AIM OF THE EXERCISE :: The records below are to be set down again exactly, with the pictures left out.

Data excerpts
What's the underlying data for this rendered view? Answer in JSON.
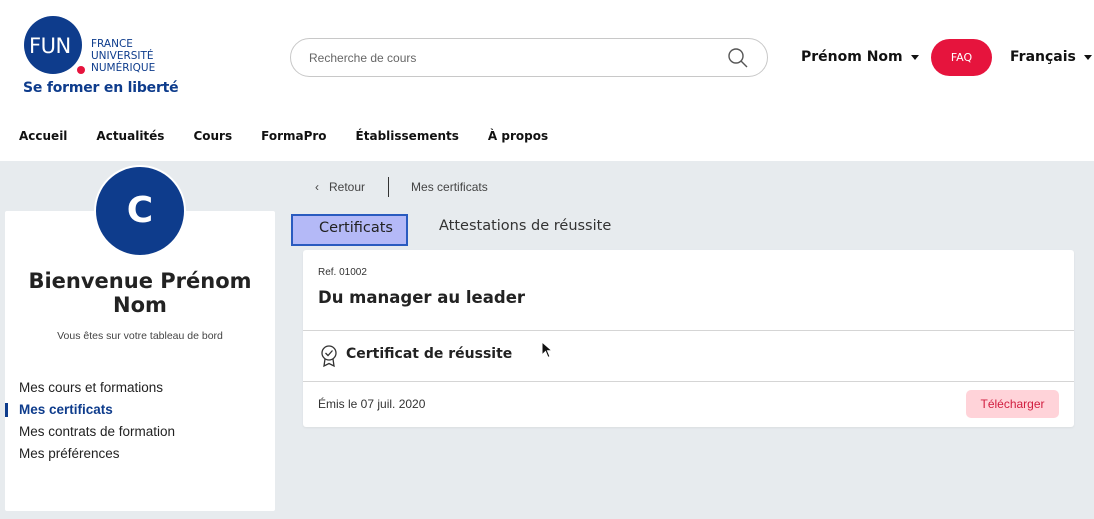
{
  "brand": {
    "logo_mark": "FUN",
    "logo_lines": [
      "FRANCE",
      "UNIVERSITÉ",
      "NUMÉRIQUE"
    ],
    "tagline": "Se former en liberté",
    "primary_color": "#0e3c8c",
    "accent_color": "#e6143d"
  },
  "header": {
    "search_placeholder": "Recherche de cours",
    "search_icon": "search-icon",
    "user_name": "Prénom Nom",
    "faq_label": "FAQ",
    "language": "Français"
  },
  "nav": {
    "items": [
      "Accueil",
      "Actualités",
      "Cours",
      "FormaPro",
      "Établissements",
      "À propos"
    ]
  },
  "sidebar": {
    "avatar_initial": "C",
    "welcome": "Bienvenue Prénom Nom",
    "subtitle": "Vous êtes sur votre tableau de bord",
    "menu": [
      {
        "label": "Mes cours et formations",
        "active": false
      },
      {
        "label": "Mes certificats",
        "active": true
      },
      {
        "label": "Mes contrats de formation",
        "active": false
      },
      {
        "label": "Mes préférences",
        "active": false
      }
    ]
  },
  "breadcrumb": {
    "back_label": "Retour",
    "current": "Mes certificats"
  },
  "tabs": {
    "certificates": "Certificats",
    "attestations": "Attestations de réussite"
  },
  "certificate": {
    "ref": "Ref. 01002",
    "course_title": "Du manager au leader",
    "type_icon": "award-icon",
    "type": "Certificat de réussite",
    "issued": "Émis le 07 juil. 2020",
    "download_label": "Télécharger"
  }
}
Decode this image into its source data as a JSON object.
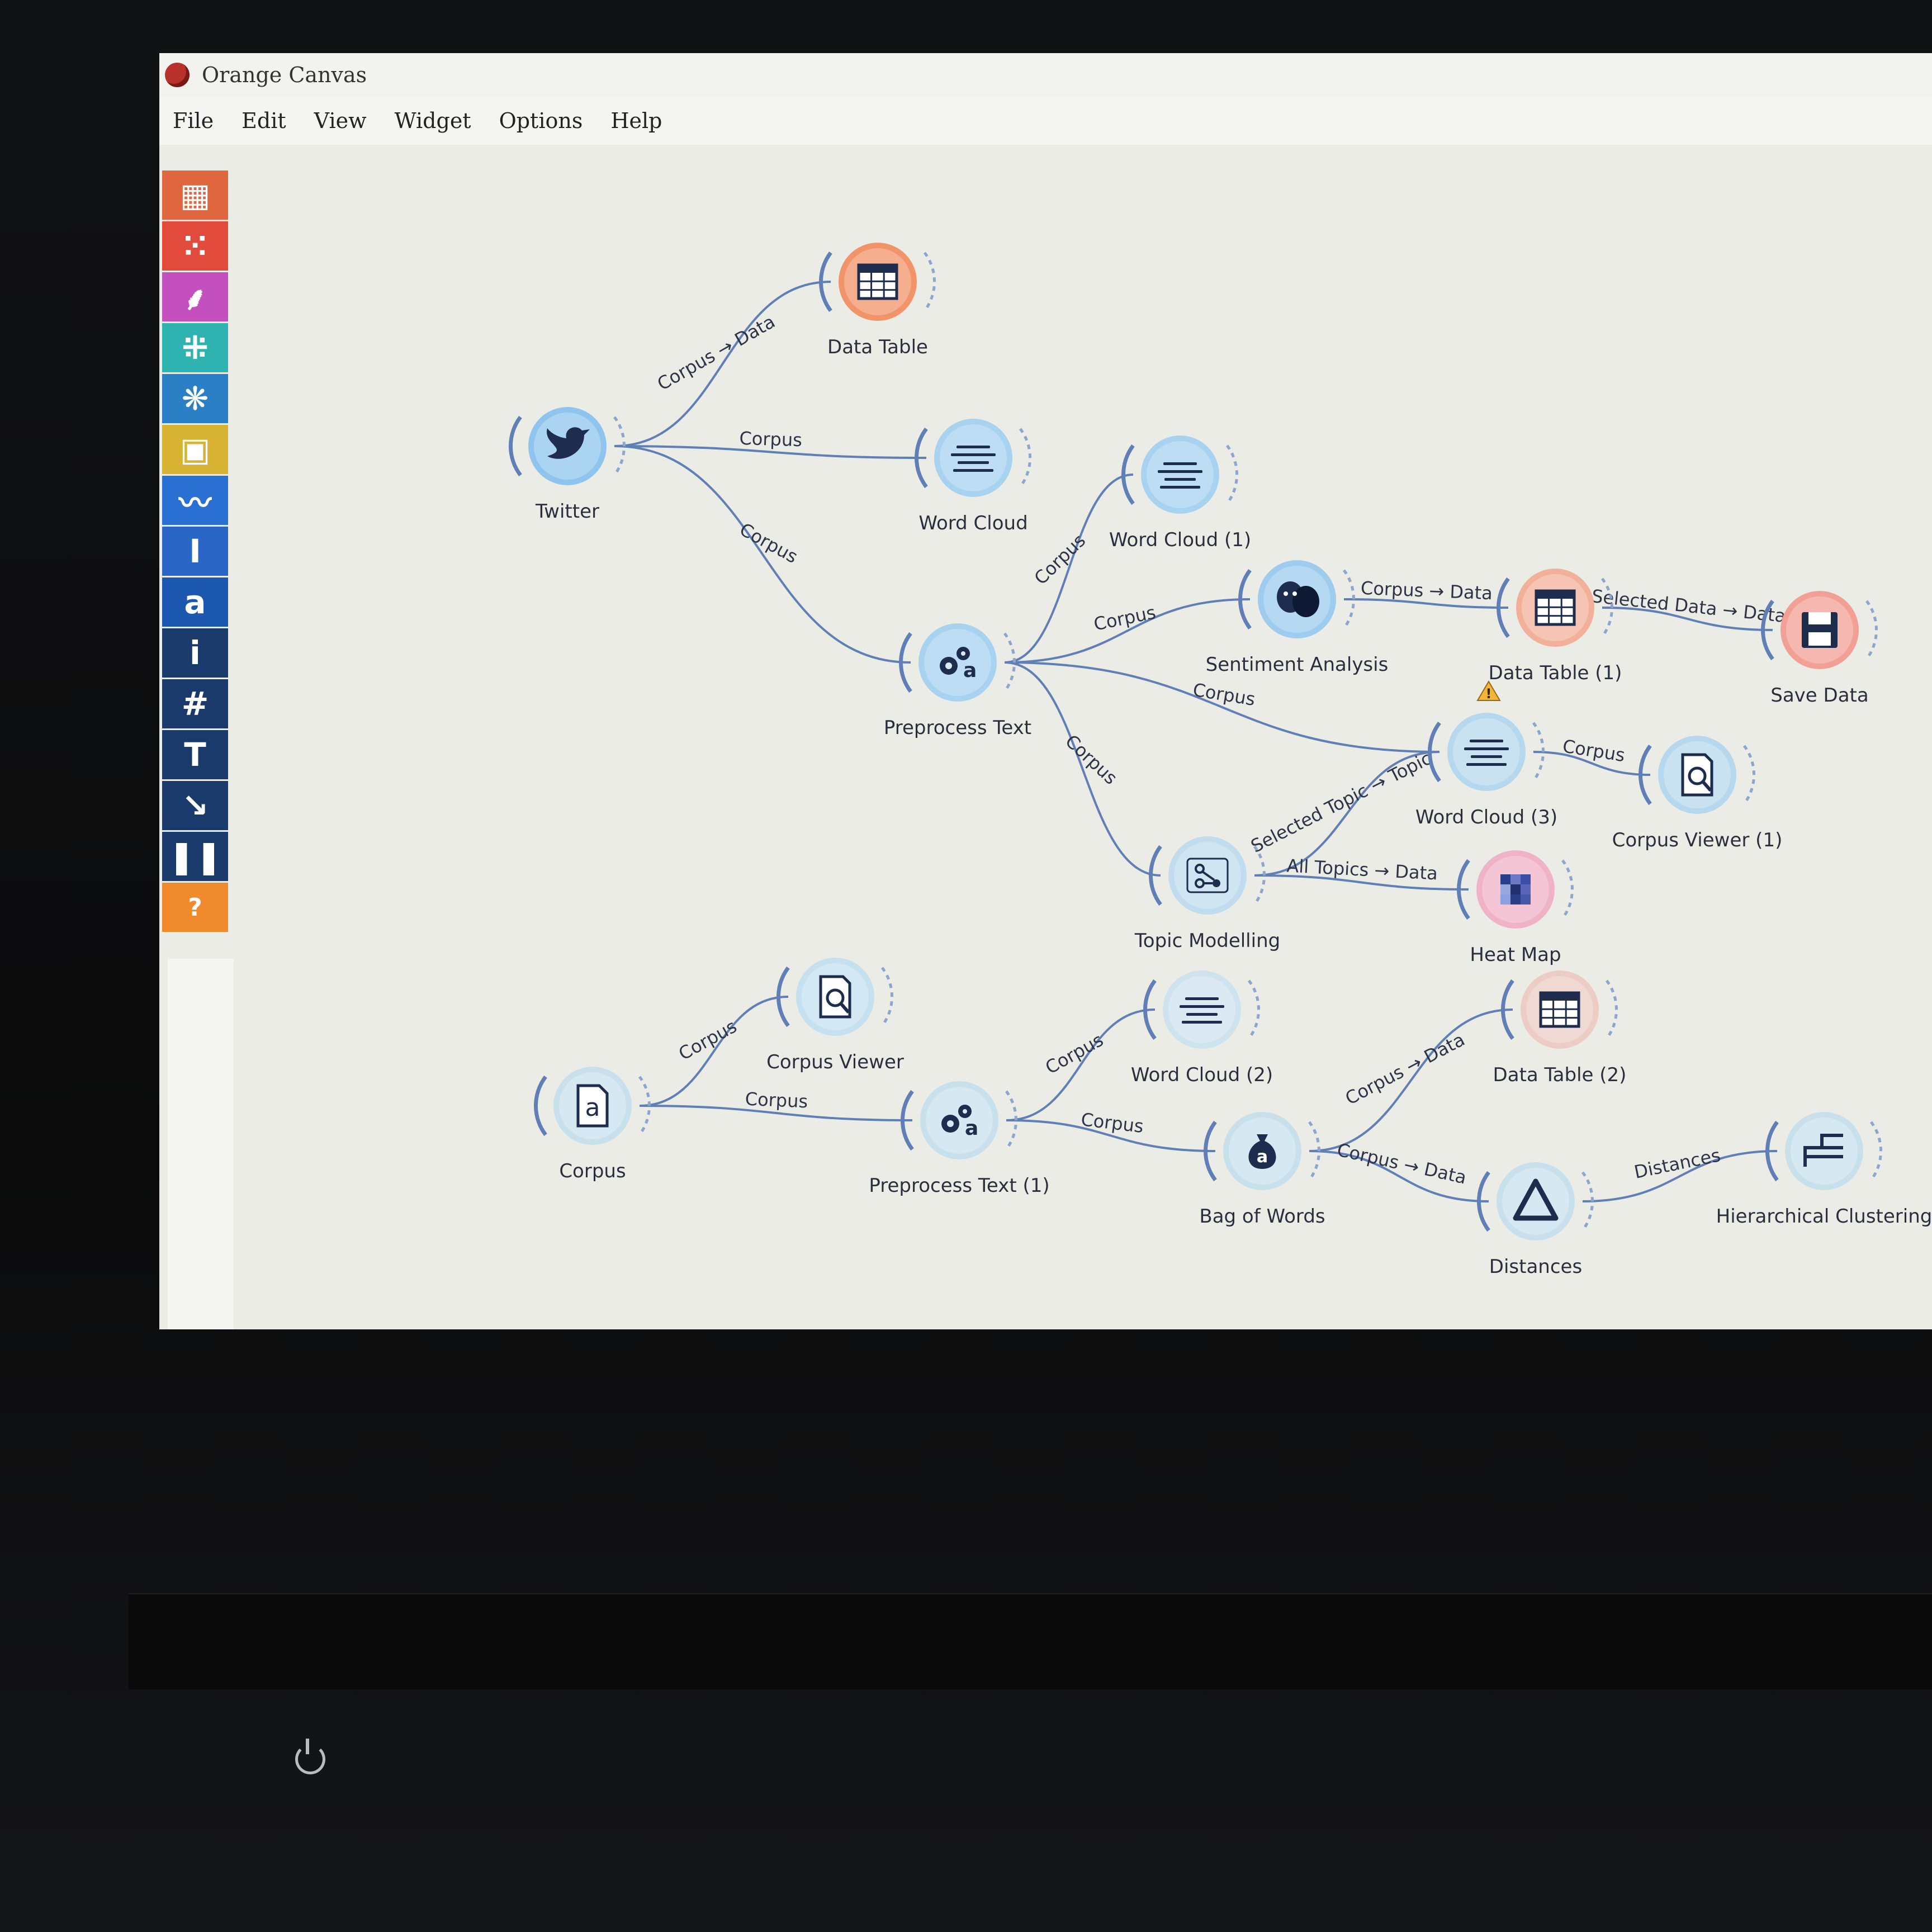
{
  "window": {
    "title": "Orange Canvas",
    "menu": [
      "File",
      "Edit",
      "View",
      "Widget",
      "Options",
      "Help"
    ]
  },
  "toolbox": [
    {
      "icon": "table-icon",
      "color": "#e0663f"
    },
    {
      "icon": "scatter-icon",
      "color": "#e24b3c"
    },
    {
      "icon": "tree-icon",
      "color": "#c44fbf"
    },
    {
      "icon": "grid-icon",
      "color": "#2fb3b0"
    },
    {
      "icon": "cluster-icon",
      "color": "#2b7fc4"
    },
    {
      "icon": "image-icon",
      "color": "#d8b233"
    },
    {
      "icon": "timeseries-icon",
      "color": "#2a6fd2"
    },
    {
      "icon": "text-cursor-icon",
      "color": "#2a66c6"
    },
    {
      "icon": "text-a-icon",
      "color": "#1d58b0"
    },
    {
      "icon": "info-icon",
      "color": "#1a3a6b"
    },
    {
      "icon": "hash-icon",
      "color": "#1a3a6b"
    },
    {
      "icon": "text-T-icon",
      "color": "#1a3a6b"
    },
    {
      "icon": "arrow-icon",
      "color": "#1a3a6b"
    },
    {
      "icon": "pause-icon",
      "color": "#1a3a6b"
    },
    {
      "icon": "help-icon",
      "color": "#ef8a2d"
    }
  ],
  "widgets": [
    {
      "id": "twitter",
      "label": "Twitter",
      "icon": "twitter-bird-icon",
      "fill": "#8fc4ee"
    },
    {
      "id": "data-table",
      "label": "Data Table",
      "icon": "table-icon",
      "fill": "#f2946a"
    },
    {
      "id": "word-cloud",
      "label": "Word Cloud",
      "icon": "word-cloud-icon",
      "fill": "#a7d2f0"
    },
    {
      "id": "word-cloud-1",
      "label": "Word Cloud (1)",
      "icon": "word-cloud-icon",
      "fill": "#a7d2f0"
    },
    {
      "id": "preprocess-text",
      "label": "Preprocess Text",
      "icon": "gears-icon",
      "fill": "#a7d2f0"
    },
    {
      "id": "sentiment-analysis",
      "label": "Sentiment Analysis",
      "icon": "masks-icon",
      "fill": "#9dccee"
    },
    {
      "id": "data-table-1",
      "label": "Data Table (1)",
      "icon": "table-icon",
      "fill": "#f2b09a"
    },
    {
      "id": "save-data",
      "label": "Save Data",
      "icon": "floppy-icon",
      "fill": "#f2a096"
    },
    {
      "id": "word-cloud-3",
      "label": "Word Cloud (3)",
      "icon": "word-cloud-icon",
      "fill": "#b6d8ee"
    },
    {
      "id": "corpus-viewer-1",
      "label": "Corpus Viewer (1)",
      "icon": "corpus-viewer-icon",
      "fill": "#b6d8ee"
    },
    {
      "id": "topic-modelling",
      "label": "Topic Modelling",
      "icon": "topic-icon",
      "fill": "#c1dcee"
    },
    {
      "id": "heat-map",
      "label": "Heat Map",
      "icon": "heatmap-icon",
      "fill": "#f0b2c6"
    },
    {
      "id": "corpus-viewer",
      "label": "Corpus Viewer",
      "icon": "corpus-viewer-icon",
      "fill": "#c5e0ee"
    },
    {
      "id": "corpus",
      "label": "Corpus",
      "icon": "corpus-file-icon",
      "fill": "#c8e0ec"
    },
    {
      "id": "preprocess-text-1",
      "label": "Preprocess Text (1)",
      "icon": "gears-icon",
      "fill": "#c8e0ec"
    },
    {
      "id": "word-cloud-2",
      "label": "Word Cloud (2)",
      "icon": "word-cloud-icon",
      "fill": "#cfe3ee"
    },
    {
      "id": "data-table-2",
      "label": "Data Table (2)",
      "icon": "table-icon",
      "fill": "#ecccc5"
    },
    {
      "id": "bag-of-words",
      "label": "Bag of Words",
      "icon": "bag-icon",
      "fill": "#c8e0ec"
    },
    {
      "id": "distances",
      "label": "Distances",
      "icon": "delta-icon",
      "fill": "#c8e0ec"
    },
    {
      "id": "hierarchical-clustering",
      "label": "Hierarchical Clustering",
      "icon": "dendrogram-icon",
      "fill": "#c8e0ec"
    }
  ],
  "links": [
    {
      "from": "twitter",
      "to": "data-table",
      "label": "Corpus → Data"
    },
    {
      "from": "twitter",
      "to": "word-cloud",
      "label": "Corpus"
    },
    {
      "from": "twitter",
      "to": "preprocess-text",
      "label": "Corpus"
    },
    {
      "from": "preprocess-text",
      "to": "word-cloud-1",
      "label": "Corpus"
    },
    {
      "from": "preprocess-text",
      "to": "sentiment-analysis",
      "label": "Corpus"
    },
    {
      "from": "preprocess-text",
      "to": "word-cloud-3",
      "label": "Corpus"
    },
    {
      "from": "preprocess-text",
      "to": "topic-modelling",
      "label": "Corpus"
    },
    {
      "from": "sentiment-analysis",
      "to": "data-table-1",
      "label": "Corpus → Data"
    },
    {
      "from": "data-table-1",
      "to": "save-data",
      "label": "Selected Data → Data"
    },
    {
      "from": "word-cloud-3",
      "to": "corpus-viewer-1",
      "label": "Corpus"
    },
    {
      "from": "topic-modelling",
      "to": "word-cloud-3",
      "label": "Selected Topic → Topic"
    },
    {
      "from": "topic-modelling",
      "to": "heat-map",
      "label": "All Topics → Data"
    },
    {
      "from": "corpus",
      "to": "corpus-viewer",
      "label": "Corpus"
    },
    {
      "from": "corpus",
      "to": "preprocess-text-1",
      "label": "Corpus"
    },
    {
      "from": "preprocess-text-1",
      "to": "word-cloud-2",
      "label": "Corpus"
    },
    {
      "from": "preprocess-text-1",
      "to": "bag-of-words",
      "label": "Corpus"
    },
    {
      "from": "bag-of-words",
      "to": "data-table-2",
      "label": "Corpus → Data"
    },
    {
      "from": "bag-of-words",
      "to": "distances",
      "label": "Corpus → Data"
    },
    {
      "from": "distances",
      "to": "hierarchical-clustering",
      "label": "Distances"
    }
  ],
  "warnings": [
    "word-cloud-3"
  ]
}
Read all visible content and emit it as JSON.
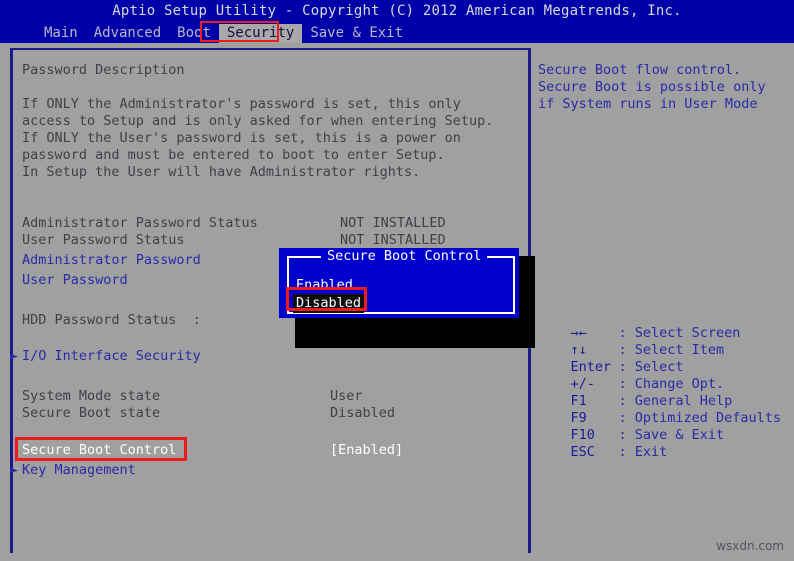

EXERCISE ANSWER ::
What's the underlying data for this rendered view? Answer in JSON.
{
  "brand": {
    "logo_mark": "FUN",
    "logo_lines": [
      "FRANCE",
      "UNIVERSITÉ",
      "NUMÉRIQUE"
    ],
    "tagline": "Se former en liberté",
    "primary_color": "#0e3c8c",
    "accent_color": "#e6143d"
  },
  "header": {
    "search_placeholder": "Recherche de cours",
    "search_icon": "search-icon",
    "user_name": "Prénom Nom",
    "faq_label": "FAQ",
    "language": "Français"
  },
  "nav": {
    "items": [
      "Accueil",
      "Actualités",
      "Cours",
      "FormaPro",
      "Établissements",
      "À propos"
    ]
  },
  "sidebar": {
    "avatar_initial": "C",
    "welcome": "Bienvenue Prénom Nom",
    "subtitle": "Vous êtes sur votre tableau de bord",
    "menu": [
      {
        "label": "Mes cours et formations",
        "active": false
      },
      {
        "label": "Mes certificats",
        "active": true
      },
      {
        "label": "Mes contrats de formation",
        "active": false
      },
      {
        "label": "Mes préférences",
        "active": false
      }
    ]
  },
  "breadcrumb": {
    "back_label": "Retour",
    "current": "Mes certificats"
  },
  "tabs": {
    "certificates": "Certificats",
    "attestations": "Attestations de réussite"
  },
  "certificate": {
    "ref": "Ref. 01002",
    "course_title": "Du manager au leader",
    "type_icon": "award-icon",
    "type": "Certificat de réussite",
    "issued": "Émis le 07 juil. 2020",
    "download_label": "Télécharger"
  }
}
Decode this image into its source data as a JSON object.
{
  "window": {
    "title": "Orange Canvas",
    "menu": [
      "File",
      "Edit",
      "View",
      "Widget",
      "Options",
      "Help"
    ]
  },
  "toolbox": [
    {
      "icon": "table-icon",
      "color": "#e0663f"
    },
    {
      "icon": "scatter-icon",
      "color": "#e24b3c"
    },
    {
      "icon": "tree-icon",
      "color": "#c44fbf"
    },
    {
      "icon": "grid-icon",
      "color": "#2fb3b0"
    },
    {
      "icon": "cluster-icon",
      "color": "#2b7fc4"
    },
    {
      "icon": "image-icon",
      "color": "#d8b233"
    },
    {
      "icon": "timeseries-icon",
      "color": "#2a6fd2"
    },
    {
      "icon": "text-cursor-icon",
      "color": "#2a66c6"
    },
    {
      "icon": "text-a-icon",
      "color": "#1d58b0"
    },
    {
      "icon": "info-icon",
      "color": "#1a3a6b"
    },
    {
      "icon": "hash-icon",
      "color": "#1a3a6b"
    },
    {
      "icon": "text-T-icon",
      "color": "#1a3a6b"
    },
    {
      "icon": "arrow-icon",
      "color": "#1a3a6b"
    },
    {
      "icon": "pause-icon",
      "color": "#1a3a6b"
    },
    {
      "icon": "help-icon",
      "color": "#ef8a2d"
    }
  ],
  "widgets": [
    {
      "id": "twitter",
      "label": "Twitter",
      "icon": "twitter-bird-icon",
      "fill": "#8fc4ee"
    },
    {
      "id": "data-table",
      "label": "Data Table",
      "icon": "table-icon",
      "fill": "#f2946a"
    },
    {
      "id": "word-cloud",
      "label": "Word Cloud",
      "icon": "word-cloud-icon",
      "fill": "#a7d2f0"
    },
    {
      "id": "word-cloud-1",
      "label": "Word Cloud (1)",
      "icon": "word-cloud-icon",
      "fill": "#a7d2f0"
    },
    {
      "id": "preprocess-text",
      "label": "Preprocess Text",
      "icon": "gears-icon",
      "fill": "#a7d2f0"
    },
    {
      "id": "sentiment-analysis",
      "label": "Sentiment Analysis",
      "icon": "masks-icon",
      "fill": "#9dccee"
    },
    {
      "id": "data-table-1",
      "label": "Data Table (1)",
      "icon": "table-icon",
      "fill": "#f2b09a"
    },
    {
      "id": "save-data",
      "label": "Save Data",
      "icon": "floppy-icon",
      "fill": "#f2a096"
    },
    {
      "id": "word-cloud-3",
      "label": "Word Cloud (3)",
      "icon": "word-cloud-icon",
      "fill": "#b6d8ee"
    },
    {
      "id": "corpus-viewer-1",
      "label": "Corpus Viewer (1)",
      "icon": "corpus-viewer-icon",
      "fill": "#b6d8ee"
    },
    {
      "id": "topic-modelling",
      "label": "Topic Modelling",
      "icon": "topic-icon",
      "fill": "#c1dcee"
    },
    {
      "id": "heat-map",
      "label": "Heat Map",
      "icon": "heatmap-icon",
      "fill": "#f0b2c6"
    },
    {
      "id": "corpus-viewer",
      "label": "Corpus Viewer",
      "icon": "corpus-viewer-icon",
      "fill": "#c5e0ee"
    },
    {
      "id": "corpus",
      "label": "Corpus",
      "icon": "corpus-file-icon",
      "fill": "#c8e0ec"
    },
    {
      "id": "preprocess-text-1",
      "label": "Preprocess Text (1)",
      "icon": "gears-icon",
      "fill": "#c8e0ec"
    },
    {
      "id": "word-cloud-2",
      "label": "Word Cloud (2)",
      "icon": "word-cloud-icon",
      "fill": "#cfe3ee"
    },
    {
      "id": "data-table-2",
      "label": "Data Table (2)",
      "icon": "table-icon",
      "fill": "#ecccc5"
    },
    {
      "id": "bag-of-words",
      "label": "Bag of Words",
      "icon": "bag-icon",
      "fill": "#c8e0ec"
    },
    {
      "id": "distances",
      "label": "Distances",
      "icon": "delta-icon",
      "fill": "#c8e0ec"
    },
    {
      "id": "hierarchical-clustering",
      "label": "Hierarchical Clustering",
      "icon": "dendrogram-icon",
      "fill": "#c8e0ec"
    }
  ],
  "links": [
    {
      "from": "twitter",
      "to": "data-table",
      "label": "Corpus → Data"
    },
    {
      "from": "twitter",
      "to": "word-cloud",
      "label": "Corpus"
    },
    {
      "from": "twitter",
      "to": "preprocess-text",
      "label": "Corpus"
    },
    {
      "from": "preprocess-text",
      "to": "word-cloud-1",
      "label": "Corpus"
    },
    {
      "from": "preprocess-text",
      "to": "sentiment-analysis",
      "label": "Corpus"
    },
    {
      "from": "preprocess-text",
      "to": "word-cloud-3",
      "label": "Corpus"
    },
    {
      "from": "preprocess-text",
      "to": "topic-modelling",
      "label": "Corpus"
    },
    {
      "from": "sentiment-analysis",
      "to": "data-table-1",
      "label": "Corpus → Data"
    },
    {
      "from": "data-table-1",
      "to": "save-data",
      "label": "Selected Data → Data"
    },
    {
      "from": "word-cloud-3",
      "to": "corpus-viewer-1",
      "label": "Corpus"
    },
    {
      "from": "topic-modelling",
      "to": "word-cloud-3",
      "label": "Selected Topic → Topic"
    },
    {
      "from": "topic-modelling",
      "to": "heat-map",
      "label": "All Topics → Data"
    },
    {
      "from": "corpus",
      "to": "corpus-viewer",
      "label": "Corpus"
    },
    {
      "from": "corpus",
      "to": "preprocess-text-1",
      "label": "Corpus"
    },
    {
      "from": "preprocess-text-1",
      "to": "word-cloud-2",
      "label": "Corpus"
    },
    {
      "from": "preprocess-text-1",
      "to": "bag-of-words",
      "label": "Corpus"
    },
    {
      "from": "bag-of-words",
      "to": "data-table-2",
      "label": "Corpus → Data"
    },
    {
      "from": "bag-of-words",
      "to": "distances",
      "label": "Corpus → Data"
    },
    {
      "from": "distances",
      "to": "hierarchical-clustering",
      "label": "Distances"
    }
  ],
  "warnings": [
    "word-cloud-3"
  ]
}
Read all visible content and emit it as JSON.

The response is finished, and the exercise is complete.